- **PROBLEM TO SOLVE**
Would you reproduce all of the entries below, character for character?

(Interface dataset entries)
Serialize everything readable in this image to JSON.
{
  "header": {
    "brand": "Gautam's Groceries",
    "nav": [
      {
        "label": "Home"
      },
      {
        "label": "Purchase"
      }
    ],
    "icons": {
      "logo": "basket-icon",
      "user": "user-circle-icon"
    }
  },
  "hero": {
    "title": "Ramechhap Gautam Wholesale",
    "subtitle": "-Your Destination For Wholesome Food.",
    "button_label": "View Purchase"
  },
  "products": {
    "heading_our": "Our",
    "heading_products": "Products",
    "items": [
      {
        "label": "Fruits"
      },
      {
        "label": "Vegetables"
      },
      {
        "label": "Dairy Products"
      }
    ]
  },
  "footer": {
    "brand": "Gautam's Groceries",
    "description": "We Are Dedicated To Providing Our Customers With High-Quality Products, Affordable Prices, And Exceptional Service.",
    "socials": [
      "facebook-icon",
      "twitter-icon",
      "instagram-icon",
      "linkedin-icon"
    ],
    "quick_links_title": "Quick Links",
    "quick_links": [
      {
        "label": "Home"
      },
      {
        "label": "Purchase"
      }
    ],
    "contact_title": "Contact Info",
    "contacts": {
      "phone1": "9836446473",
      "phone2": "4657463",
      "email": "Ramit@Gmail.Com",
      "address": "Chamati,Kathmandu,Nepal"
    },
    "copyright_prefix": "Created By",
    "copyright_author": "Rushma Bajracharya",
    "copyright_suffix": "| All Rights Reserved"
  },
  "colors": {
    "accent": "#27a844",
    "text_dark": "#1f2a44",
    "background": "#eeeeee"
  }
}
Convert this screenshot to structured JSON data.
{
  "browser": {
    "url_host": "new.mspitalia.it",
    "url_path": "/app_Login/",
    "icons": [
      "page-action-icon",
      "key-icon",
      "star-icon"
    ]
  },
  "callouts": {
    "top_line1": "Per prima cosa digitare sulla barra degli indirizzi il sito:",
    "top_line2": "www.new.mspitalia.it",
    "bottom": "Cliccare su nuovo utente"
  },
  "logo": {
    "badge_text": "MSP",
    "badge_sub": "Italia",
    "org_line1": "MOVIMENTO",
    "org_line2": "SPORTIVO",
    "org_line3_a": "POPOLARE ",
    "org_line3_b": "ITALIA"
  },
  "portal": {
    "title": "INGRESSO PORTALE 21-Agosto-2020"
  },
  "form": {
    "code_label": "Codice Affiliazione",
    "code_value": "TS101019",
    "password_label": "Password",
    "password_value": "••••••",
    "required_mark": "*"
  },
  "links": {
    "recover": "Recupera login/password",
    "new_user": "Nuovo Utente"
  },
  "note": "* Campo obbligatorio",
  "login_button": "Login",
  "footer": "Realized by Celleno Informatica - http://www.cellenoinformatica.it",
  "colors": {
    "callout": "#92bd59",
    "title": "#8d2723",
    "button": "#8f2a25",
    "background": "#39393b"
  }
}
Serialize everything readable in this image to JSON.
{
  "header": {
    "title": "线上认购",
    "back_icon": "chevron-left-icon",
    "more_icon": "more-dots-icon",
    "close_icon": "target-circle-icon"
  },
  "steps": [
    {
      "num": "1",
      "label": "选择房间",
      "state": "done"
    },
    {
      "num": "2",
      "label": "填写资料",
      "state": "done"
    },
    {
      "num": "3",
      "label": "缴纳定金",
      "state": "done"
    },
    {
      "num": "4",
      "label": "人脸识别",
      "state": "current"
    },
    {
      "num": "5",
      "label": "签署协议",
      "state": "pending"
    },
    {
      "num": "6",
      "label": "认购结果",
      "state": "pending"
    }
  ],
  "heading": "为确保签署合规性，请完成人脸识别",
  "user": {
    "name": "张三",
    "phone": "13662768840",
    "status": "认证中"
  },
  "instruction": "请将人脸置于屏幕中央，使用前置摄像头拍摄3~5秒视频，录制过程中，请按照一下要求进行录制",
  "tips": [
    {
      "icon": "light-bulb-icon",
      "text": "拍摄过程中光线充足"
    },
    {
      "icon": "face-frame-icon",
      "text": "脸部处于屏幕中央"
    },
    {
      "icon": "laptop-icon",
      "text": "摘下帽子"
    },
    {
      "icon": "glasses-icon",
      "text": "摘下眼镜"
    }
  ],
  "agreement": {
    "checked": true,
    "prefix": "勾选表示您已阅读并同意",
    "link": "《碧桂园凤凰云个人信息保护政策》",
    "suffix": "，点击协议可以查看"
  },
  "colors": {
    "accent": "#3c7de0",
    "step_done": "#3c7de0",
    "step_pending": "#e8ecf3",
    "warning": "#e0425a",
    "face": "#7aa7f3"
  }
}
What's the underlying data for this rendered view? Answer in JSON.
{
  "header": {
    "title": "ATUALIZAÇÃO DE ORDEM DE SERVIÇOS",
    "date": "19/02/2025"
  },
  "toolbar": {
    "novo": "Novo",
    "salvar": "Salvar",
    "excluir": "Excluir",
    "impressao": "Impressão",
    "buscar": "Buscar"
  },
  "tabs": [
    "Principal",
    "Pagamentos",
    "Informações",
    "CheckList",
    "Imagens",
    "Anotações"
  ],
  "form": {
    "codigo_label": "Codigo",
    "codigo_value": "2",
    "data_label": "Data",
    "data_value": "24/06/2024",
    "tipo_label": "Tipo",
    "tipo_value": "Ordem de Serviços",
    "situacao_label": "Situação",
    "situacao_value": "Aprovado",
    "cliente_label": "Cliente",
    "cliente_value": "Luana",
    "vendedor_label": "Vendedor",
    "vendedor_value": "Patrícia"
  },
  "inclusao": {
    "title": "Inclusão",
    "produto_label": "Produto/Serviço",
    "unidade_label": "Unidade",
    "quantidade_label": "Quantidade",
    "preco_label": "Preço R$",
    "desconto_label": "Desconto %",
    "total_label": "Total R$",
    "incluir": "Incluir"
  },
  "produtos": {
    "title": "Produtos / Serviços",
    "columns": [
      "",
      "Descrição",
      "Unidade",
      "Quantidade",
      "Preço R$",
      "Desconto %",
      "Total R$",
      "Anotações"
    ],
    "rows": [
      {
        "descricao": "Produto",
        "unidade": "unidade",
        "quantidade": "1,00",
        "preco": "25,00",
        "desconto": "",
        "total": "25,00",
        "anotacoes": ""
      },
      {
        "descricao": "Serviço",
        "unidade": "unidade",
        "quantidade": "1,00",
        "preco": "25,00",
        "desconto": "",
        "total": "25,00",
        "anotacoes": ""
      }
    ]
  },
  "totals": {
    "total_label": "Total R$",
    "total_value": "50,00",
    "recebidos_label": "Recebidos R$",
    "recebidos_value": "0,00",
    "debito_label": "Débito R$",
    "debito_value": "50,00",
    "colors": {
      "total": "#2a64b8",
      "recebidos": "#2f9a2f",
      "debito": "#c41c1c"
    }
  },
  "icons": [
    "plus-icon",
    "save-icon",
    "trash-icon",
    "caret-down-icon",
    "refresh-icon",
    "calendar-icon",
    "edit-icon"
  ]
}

- **TASK OUTPUT**
Serialize everything readable in this image to JSON.
{
  "header": {
    "brand": "Gautam's Groceries",
    "nav": [
      {
        "label": "Home"
      },
      {
        "label": "Purchase"
      }
    ],
    "icons": {
      "logo": "basket-icon",
      "user": "user-circle-icon"
    }
  },
  "hero": {
    "title": "Ramechhap Gautam Wholesale",
    "subtitle": "-Your Destination For Wholesome Food.",
    "button_label": "View Purchase"
  },
  "products": {
    "heading_our": "Our",
    "heading_products": "Products",
    "items": [
      {
        "label": "Fruits"
      },
      {
        "label": "Vegetables"
      },
      {
        "label": "Dairy Products"
      }
    ]
  },
  "footer": {
    "brand": "Gautam's Groceries",
    "description": "We Are Dedicated To Providing Our Customers With High-Quality Products, Affordable Prices, And Exceptional Service.",
    "socials": [
      "facebook-icon",
      "twitter-icon",
      "instagram-icon",
      "linkedin-icon"
    ],
    "quick_links_title": "Quick Links",
    "quick_links": [
      {
        "label": "Home"
      },
      {
        "label": "Purchase"
      }
    ],
    "contact_title": "Contact Info",
    "contacts": {
      "phone1": "9836446473",
      "phone2": "4657463",
      "email": "Ramit@Gmail.Com",
      "address": "Chamati,Kathmandu,Nepal"
    },
    "copyright_prefix": "Created By",
    "copyright_author": "Rushma Bajracharya",
    "copyright_suffix": "| All Rights Reserved"
  },
  "colors": {
    "accent": "#27a844",
    "text_dark": "#1f2a44",
    "background": "#eeeeee"
  }
}
Convert this screenshot to structured JSON data.
{
  "browser": {
    "url_host": "new.mspitalia.it",
    "url_path": "/app_Login/",
    "icons": [
      "page-action-icon",
      "key-icon",
      "star-icon"
    ]
  },
  "callouts": {
    "top_line1": "Per prima cosa digitare sulla barra degli indirizzi il sito:",
    "top_line2": "www.new.mspitalia.it",
    "bottom": "Cliccare su nuovo utente"
  },
  "logo": {
    "badge_text": "MSP",
    "badge_sub": "Italia",
    "org_line1": "MOVIMENTO",
    "org_line2": "SPORTIVO",
    "org_line3_a": "POPOLARE ",
    "org_line3_b": "ITALIA"
  },
  "portal": {
    "title": "INGRESSO PORTALE 21-Agosto-2020"
  },
  "form": {
    "code_label": "Codice Affiliazione",
    "code_value": "TS101019",
    "password_label": "Password",
    "password_value": "••••••",
    "required_mark": "*"
  },
  "links": {
    "recover": "Recupera login/password",
    "new_user": "Nuovo Utente"
  },
  "note": "* Campo obbligatorio",
  "login_button": "Login",
  "footer": "Realized by Celleno Informatica - http://www.cellenoinformatica.it",
  "colors": {
    "callout": "#92bd59",
    "title": "#8d2723",
    "button": "#8f2a25",
    "background": "#39393b"
  }
}
Serialize everything readable in this image to JSON.
{
  "header": {
    "title": "线上认购",
    "back_icon": "chevron-left-icon",
    "more_icon": "more-dots-icon",
    "close_icon": "target-circle-icon"
  },
  "steps": [
    {
      "num": "1",
      "label": "选择房间",
      "state": "done"
    },
    {
      "num": "2",
      "label": "填写资料",
      "state": "done"
    },
    {
      "num": "3",
      "label": "缴纳定金",
      "state": "done"
    },
    {
      "num": "4",
      "label": "人脸识别",
      "state": "current"
    },
    {
      "num": "5",
      "label": "签署协议",
      "state": "pending"
    },
    {
      "num": "6",
      "label": "认购结果",
      "state": "pending"
    }
  ],
  "heading": "为确保签署合规性，请完成人脸识别",
  "user": {
    "name": "张三",
    "phone": "13662768840",
    "status": "认证中"
  },
  "instruction": "请将人脸置于屏幕中央，使用前置摄像头拍摄3~5秒视频，录制过程中，请按照一下要求进行录制",
  "tips": [
    {
      "icon": "light-bulb-icon",
      "text": "拍摄过程中光线充足"
    },
    {
      "icon": "face-frame-icon",
      "text": "脸部处于屏幕中央"
    },
    {
      "icon": "laptop-icon",
      "text": "摘下帽子"
    },
    {
      "icon": "glasses-icon",
      "text": "摘下眼镜"
    }
  ],
  "agreement": {
    "checked": true,
    "prefix": "勾选表示您已阅读并同意",
    "link": "《碧桂园凤凰云个人信息保护政策》",
    "suffix": "，点击协议可以查看"
  },
  "colors": {
    "accent": "#3c7de0",
    "step_done": "#3c7de0",
    "step_pending": "#e8ecf3",
    "warning": "#e0425a",
    "face": "#7aa7f3"
  }
}
What's the underlying data for this rendered view? Answer in JSON.
{
  "header": {
    "title": "ATUALIZAÇÃO DE ORDEM DE SERVIÇOS",
    "date": "19/02/2025"
  },
  "toolbar": {
    "novo": "Novo",
    "salvar": "Salvar",
    "excluir": "Excluir",
    "impressao": "Impressão",
    "buscar": "Buscar"
  },
  "tabs": [
    "Principal",
    "Pagamentos",
    "Informações",
    "CheckList",
    "Imagens",
    "Anotações"
  ],
  "form": {
    "codigo_label": "Codigo",
    "codigo_value": "2",
    "data_label": "Data",
    "data_value": "24/06/2024",
    "tipo_label": "Tipo",
    "tipo_value": "Ordem de Serviços",
    "situacao_label": "Situação",
    "situacao_value": "Aprovado",
    "cliente_label": "Cliente",
    "cliente_value": "Luana",
    "vendedor_label": "Vendedor",
    "vendedor_value": "Patrícia"
  },
  "inclusao": {
    "title": "Inclusão",
    "produto_label": "Produto/Serviço",
    "unidade_label": "Unidade",
    "quantidade_label": "Quantidade",
    "preco_label": "Preço R$",
    "desconto_label": "Desconto %",
    "total_label": "Total R$",
    "incluir": "Incluir"
  },
  "produtos": {
    "title": "Produtos / Serviços",
    "columns": [
      "",
      "Descrição",
      "Unidade",
      "Quantidade",
      "Preço R$",
      "Desconto %",
      "Total R$",
      "Anotações"
    ],
    "rows": [
      {
        "descricao": "Produto",
        "unidade": "unidade",
        "quantidade": "1,00",
        "preco": "25,00",
        "desconto": "",
        "total": "25,00",
        "anotacoes": ""
      },
      {
        "descricao": "Serviço",
        "unidade": "unidade",
        "quantidade": "1,00",
        "preco": "25,00",
        "desconto": "",
        "total": "25,00",
        "anotacoes": ""
      }
    ]
  },
  "totals": {
    "total_label": "Total R$",
    "total_value": "50,00",
    "recebidos_label": "Recebidos R$",
    "recebidos_value": "0,00",
    "debito_label": "Débito R$",
    "debito_value": "50,00",
    "colors": {
      "total": "#2a64b8",
      "recebidos": "#2f9a2f",
      "debito": "#c41c1c"
    }
  },
  "icons": [
    "plus-icon",
    "save-icon",
    "trash-icon",
    "caret-down-icon",
    "refresh-icon",
    "calendar-icon",
    "edit-icon"
  ]
}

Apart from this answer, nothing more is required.